When I arrived home, some of the first things I realized were:
-I was not being watched 24/7
-There was no limited access to food, no locked cabinets, and no locked bathrooms
-Acclimating to the “outside world” was overwhelming
Returning home after residential was anxiety-provoking. I began attending school again. My first few days back to high school were very difficult. I ended up getting permission to attend half-days at school for a few weeks. The guidance counselor sent a note out to my teachers about where I had been (with my permission, of course) and they were very understanding. The majority of them talked to me about how they cared about my well-being and that the make-up work could be done in its own time.
However, being the perfectionist and diligent student that I was, I wanted to get the work done as soon as possible to feel caught up and not having it hang over my head. This was manageable when I was attending half-days of school and had ample time to work on things. When those few weeks of half-days were over, the work became a lot more stressful.
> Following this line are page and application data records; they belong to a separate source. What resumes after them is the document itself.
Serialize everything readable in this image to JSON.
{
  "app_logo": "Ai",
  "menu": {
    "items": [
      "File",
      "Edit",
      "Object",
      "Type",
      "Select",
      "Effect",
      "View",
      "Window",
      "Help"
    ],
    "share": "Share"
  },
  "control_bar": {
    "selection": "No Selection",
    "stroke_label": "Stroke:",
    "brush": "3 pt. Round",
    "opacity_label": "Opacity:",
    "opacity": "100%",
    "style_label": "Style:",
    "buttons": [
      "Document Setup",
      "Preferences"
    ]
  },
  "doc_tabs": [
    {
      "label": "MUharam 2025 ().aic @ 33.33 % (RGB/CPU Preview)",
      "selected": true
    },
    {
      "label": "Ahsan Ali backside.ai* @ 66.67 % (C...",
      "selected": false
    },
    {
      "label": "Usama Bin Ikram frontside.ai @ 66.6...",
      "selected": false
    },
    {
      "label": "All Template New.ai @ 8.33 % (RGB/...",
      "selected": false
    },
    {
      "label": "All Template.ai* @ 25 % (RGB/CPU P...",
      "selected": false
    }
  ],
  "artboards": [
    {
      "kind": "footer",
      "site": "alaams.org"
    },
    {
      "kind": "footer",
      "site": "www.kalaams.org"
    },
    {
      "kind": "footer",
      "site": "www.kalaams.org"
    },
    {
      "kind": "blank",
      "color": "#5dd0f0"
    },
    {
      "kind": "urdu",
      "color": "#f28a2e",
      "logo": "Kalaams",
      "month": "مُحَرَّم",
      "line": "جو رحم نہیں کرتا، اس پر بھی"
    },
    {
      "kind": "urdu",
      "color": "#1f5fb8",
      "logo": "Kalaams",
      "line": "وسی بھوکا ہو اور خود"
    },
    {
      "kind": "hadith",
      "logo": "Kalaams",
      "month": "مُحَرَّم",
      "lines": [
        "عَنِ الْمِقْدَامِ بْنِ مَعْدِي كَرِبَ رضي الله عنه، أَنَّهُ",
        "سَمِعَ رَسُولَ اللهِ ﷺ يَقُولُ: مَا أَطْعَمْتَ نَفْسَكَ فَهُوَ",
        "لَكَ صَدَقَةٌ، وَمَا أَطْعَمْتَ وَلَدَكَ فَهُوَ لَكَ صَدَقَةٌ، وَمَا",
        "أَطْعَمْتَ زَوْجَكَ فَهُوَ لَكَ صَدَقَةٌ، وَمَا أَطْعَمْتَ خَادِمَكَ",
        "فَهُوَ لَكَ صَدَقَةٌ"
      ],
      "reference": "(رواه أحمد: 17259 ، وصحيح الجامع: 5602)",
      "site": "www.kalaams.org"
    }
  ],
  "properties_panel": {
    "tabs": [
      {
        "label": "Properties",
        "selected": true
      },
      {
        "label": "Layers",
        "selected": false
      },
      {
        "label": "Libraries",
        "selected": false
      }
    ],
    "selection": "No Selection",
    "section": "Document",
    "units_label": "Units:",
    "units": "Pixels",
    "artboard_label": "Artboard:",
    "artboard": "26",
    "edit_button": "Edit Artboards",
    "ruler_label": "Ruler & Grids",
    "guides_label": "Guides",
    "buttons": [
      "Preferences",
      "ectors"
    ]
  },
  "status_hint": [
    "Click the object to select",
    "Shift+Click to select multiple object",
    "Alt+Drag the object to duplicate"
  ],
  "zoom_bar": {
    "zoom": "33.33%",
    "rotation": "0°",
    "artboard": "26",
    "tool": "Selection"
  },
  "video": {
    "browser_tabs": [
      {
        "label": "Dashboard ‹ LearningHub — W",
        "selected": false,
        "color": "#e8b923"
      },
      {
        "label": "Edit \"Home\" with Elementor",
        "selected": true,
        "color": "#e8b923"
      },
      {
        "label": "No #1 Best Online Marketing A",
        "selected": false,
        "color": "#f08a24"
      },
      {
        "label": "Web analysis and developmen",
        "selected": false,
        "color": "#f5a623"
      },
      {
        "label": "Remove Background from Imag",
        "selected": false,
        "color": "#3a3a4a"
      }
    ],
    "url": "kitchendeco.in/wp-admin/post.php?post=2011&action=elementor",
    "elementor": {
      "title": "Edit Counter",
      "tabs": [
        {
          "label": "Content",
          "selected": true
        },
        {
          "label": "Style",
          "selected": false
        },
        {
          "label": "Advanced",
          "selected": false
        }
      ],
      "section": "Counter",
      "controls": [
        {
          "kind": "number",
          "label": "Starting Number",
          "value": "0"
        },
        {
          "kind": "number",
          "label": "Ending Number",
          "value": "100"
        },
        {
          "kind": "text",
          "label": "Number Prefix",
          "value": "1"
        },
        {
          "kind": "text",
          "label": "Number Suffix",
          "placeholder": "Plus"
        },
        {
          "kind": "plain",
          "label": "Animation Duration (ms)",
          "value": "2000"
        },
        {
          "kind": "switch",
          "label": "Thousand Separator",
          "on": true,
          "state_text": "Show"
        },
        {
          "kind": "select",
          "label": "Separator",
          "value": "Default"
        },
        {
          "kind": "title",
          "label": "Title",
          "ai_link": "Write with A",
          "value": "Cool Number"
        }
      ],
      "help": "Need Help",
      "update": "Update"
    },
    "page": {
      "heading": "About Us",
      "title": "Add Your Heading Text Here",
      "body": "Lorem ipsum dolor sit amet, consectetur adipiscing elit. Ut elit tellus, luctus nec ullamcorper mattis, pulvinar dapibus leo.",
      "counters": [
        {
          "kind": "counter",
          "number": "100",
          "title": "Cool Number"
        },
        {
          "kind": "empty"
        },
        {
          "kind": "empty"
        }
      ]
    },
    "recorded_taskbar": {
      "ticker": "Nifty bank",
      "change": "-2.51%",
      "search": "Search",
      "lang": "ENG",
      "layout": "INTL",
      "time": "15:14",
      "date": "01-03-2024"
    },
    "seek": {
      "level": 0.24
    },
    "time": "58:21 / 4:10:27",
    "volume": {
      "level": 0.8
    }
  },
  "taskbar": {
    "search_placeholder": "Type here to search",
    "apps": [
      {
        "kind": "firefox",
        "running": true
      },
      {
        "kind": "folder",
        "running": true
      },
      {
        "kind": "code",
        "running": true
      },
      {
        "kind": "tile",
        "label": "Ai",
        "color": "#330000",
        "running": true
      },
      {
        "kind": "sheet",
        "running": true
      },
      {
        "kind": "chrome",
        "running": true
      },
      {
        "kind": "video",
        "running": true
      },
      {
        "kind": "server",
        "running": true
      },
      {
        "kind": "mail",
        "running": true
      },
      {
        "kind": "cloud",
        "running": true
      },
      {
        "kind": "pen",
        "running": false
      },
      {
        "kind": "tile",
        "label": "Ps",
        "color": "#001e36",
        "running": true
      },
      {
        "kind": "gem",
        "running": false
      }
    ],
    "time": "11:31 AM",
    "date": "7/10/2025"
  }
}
In addition to starting school again, I was attending an outpatient program five nights per week, at a treatment center about an hour away from my house. I stayed up late into the night getting things done. Weekends were no longer for relaxing, either.
The academic portion of school wasn’t the only challenge I faced. I got a lot of questions from my peers about why I was out for so long. Not wanting to talk about my eating disorder, my go-to reply was, “I was sick.” Most people accepted that and didn’t ask more questions. Of course, there were some people that were envious that I got so much time off from school. Yes, it was ignorant and made me mad inside, but I was able to brush it off for the most part, because they didn’t have context.
During the course of treatment, I went through various stages of emotion:
Fear of having to eat and facing my eating disorder
Relief that I was getting the help I knew I needed
Questioning my decision to be there
Thinking “I can’t do this,” and “This is too hard.”
Starting to think that, just maybe, I could get better.
It took more than one time in treatment for me to get better. It took a lot of emotional and physical stamina. Treatment was where I became motivated to recover. It is where I met some amazing people. It is where I was exposed to my biggest fears. It was where I was forced to challenge my eating disorder and explore the reasons behind it. It was not easy by any means, but I wouldn’t be where I am today if I hadn’t made the decision to get help.
Alison is a passionate advocate for mental health awareness and recovery. She graduated from Salem State University in 2015 with a bachelor's in psychology, and returns to the school annually to speak about eating disorders and share her recovery story. Learn more about Alison on our Blog Squad page.